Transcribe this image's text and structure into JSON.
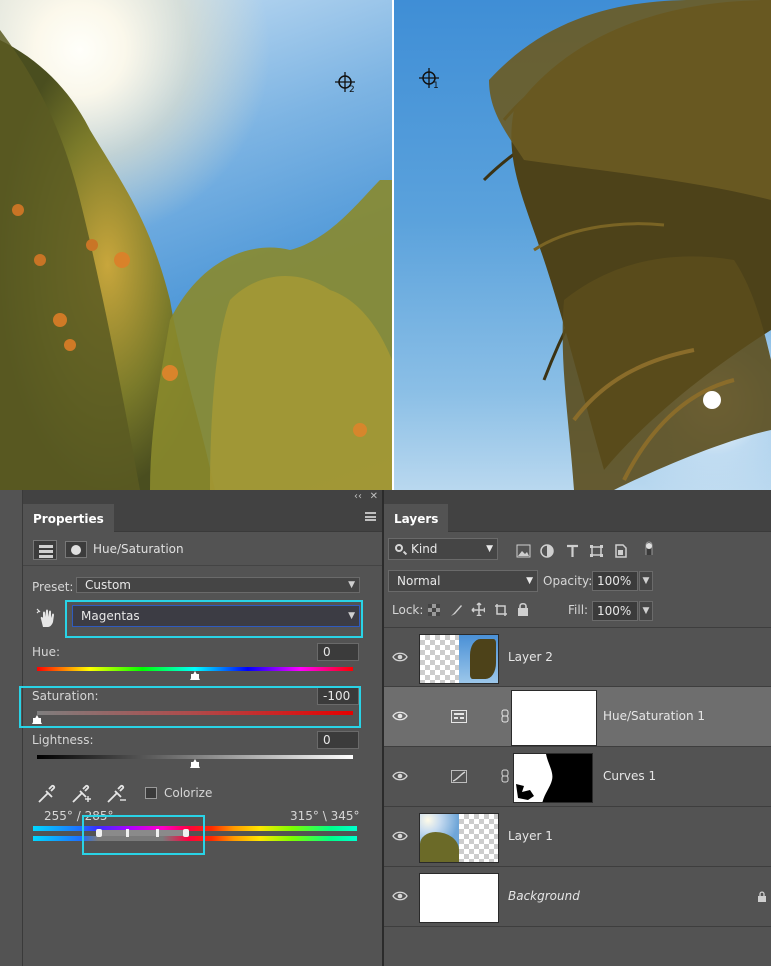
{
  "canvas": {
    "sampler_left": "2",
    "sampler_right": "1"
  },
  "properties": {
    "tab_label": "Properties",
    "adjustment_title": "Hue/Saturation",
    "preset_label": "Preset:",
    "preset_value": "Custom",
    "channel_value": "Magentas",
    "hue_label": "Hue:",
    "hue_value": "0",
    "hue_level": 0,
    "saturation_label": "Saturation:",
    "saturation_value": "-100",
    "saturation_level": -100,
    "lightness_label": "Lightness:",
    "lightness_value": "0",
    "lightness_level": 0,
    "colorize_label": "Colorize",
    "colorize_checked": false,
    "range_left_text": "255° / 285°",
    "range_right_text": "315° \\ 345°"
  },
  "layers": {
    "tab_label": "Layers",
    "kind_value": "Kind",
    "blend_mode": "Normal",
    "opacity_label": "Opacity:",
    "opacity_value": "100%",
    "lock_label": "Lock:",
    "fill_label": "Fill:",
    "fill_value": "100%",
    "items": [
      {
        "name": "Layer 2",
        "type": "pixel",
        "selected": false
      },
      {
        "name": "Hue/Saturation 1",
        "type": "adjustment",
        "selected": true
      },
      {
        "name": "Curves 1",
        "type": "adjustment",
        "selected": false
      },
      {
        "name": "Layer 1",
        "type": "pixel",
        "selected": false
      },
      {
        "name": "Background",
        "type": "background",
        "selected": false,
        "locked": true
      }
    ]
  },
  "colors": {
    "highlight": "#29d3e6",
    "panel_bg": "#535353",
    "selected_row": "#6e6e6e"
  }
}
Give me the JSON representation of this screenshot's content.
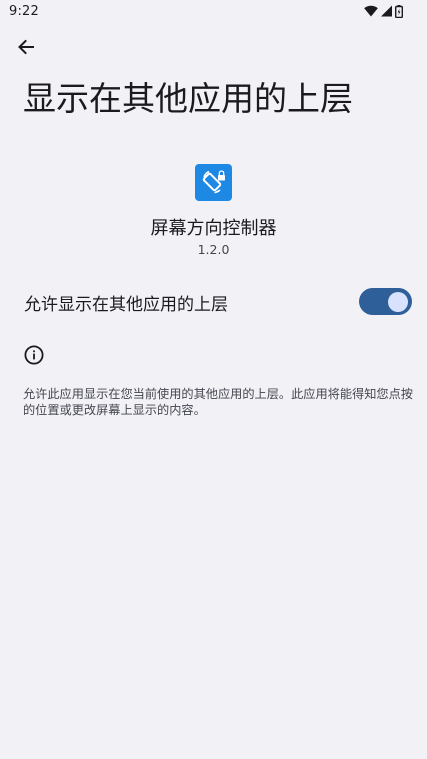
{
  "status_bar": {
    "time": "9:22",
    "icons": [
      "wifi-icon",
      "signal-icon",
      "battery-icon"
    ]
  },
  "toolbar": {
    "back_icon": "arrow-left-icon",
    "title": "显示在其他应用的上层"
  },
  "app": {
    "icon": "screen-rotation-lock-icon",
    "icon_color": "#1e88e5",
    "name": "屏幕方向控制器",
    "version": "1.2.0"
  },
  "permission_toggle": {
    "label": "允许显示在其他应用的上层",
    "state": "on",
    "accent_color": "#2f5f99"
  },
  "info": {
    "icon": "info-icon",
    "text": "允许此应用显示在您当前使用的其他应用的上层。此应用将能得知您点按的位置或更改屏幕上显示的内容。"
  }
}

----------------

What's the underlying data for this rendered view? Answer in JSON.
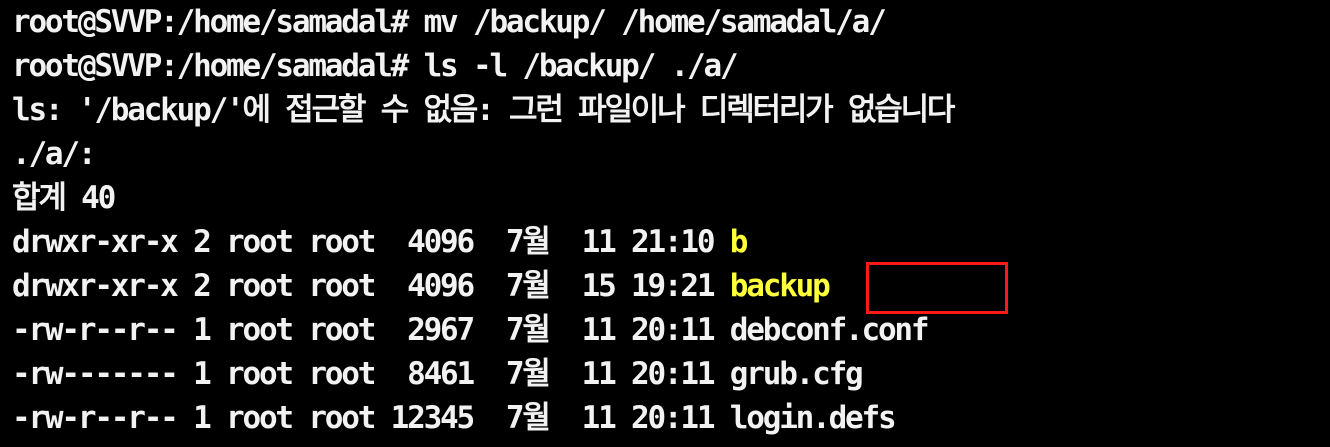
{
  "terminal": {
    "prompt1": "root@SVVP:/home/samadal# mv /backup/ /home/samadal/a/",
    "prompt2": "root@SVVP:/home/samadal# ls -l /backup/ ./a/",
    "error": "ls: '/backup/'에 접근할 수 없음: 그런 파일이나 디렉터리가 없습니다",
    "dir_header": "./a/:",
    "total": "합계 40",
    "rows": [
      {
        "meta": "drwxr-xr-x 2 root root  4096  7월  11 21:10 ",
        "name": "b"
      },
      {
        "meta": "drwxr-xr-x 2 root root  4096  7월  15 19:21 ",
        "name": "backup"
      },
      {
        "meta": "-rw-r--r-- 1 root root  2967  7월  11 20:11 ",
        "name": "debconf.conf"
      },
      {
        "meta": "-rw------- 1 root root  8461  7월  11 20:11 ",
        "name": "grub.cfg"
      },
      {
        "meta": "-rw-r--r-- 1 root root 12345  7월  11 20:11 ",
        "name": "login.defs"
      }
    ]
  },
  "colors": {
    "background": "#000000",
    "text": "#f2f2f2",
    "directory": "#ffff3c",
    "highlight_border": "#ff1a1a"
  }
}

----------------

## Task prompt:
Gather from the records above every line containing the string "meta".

## Expected answer:
        "meta": "drwxr-xr-x 2 root root  4096  7월  11 21:10 ",
        "meta": "drwxr-xr-x 2 root root  4096  7월  15 19:21 ",
        "meta": "-rw-r--r-- 1 root root  2967  7월  11 20:11 ",
        "meta": "-rw------- 1 root root  8461  7월  11 20:11 ",
        "meta": "-rw-r--r-- 1 root root 12345  7월  11 20:11 ",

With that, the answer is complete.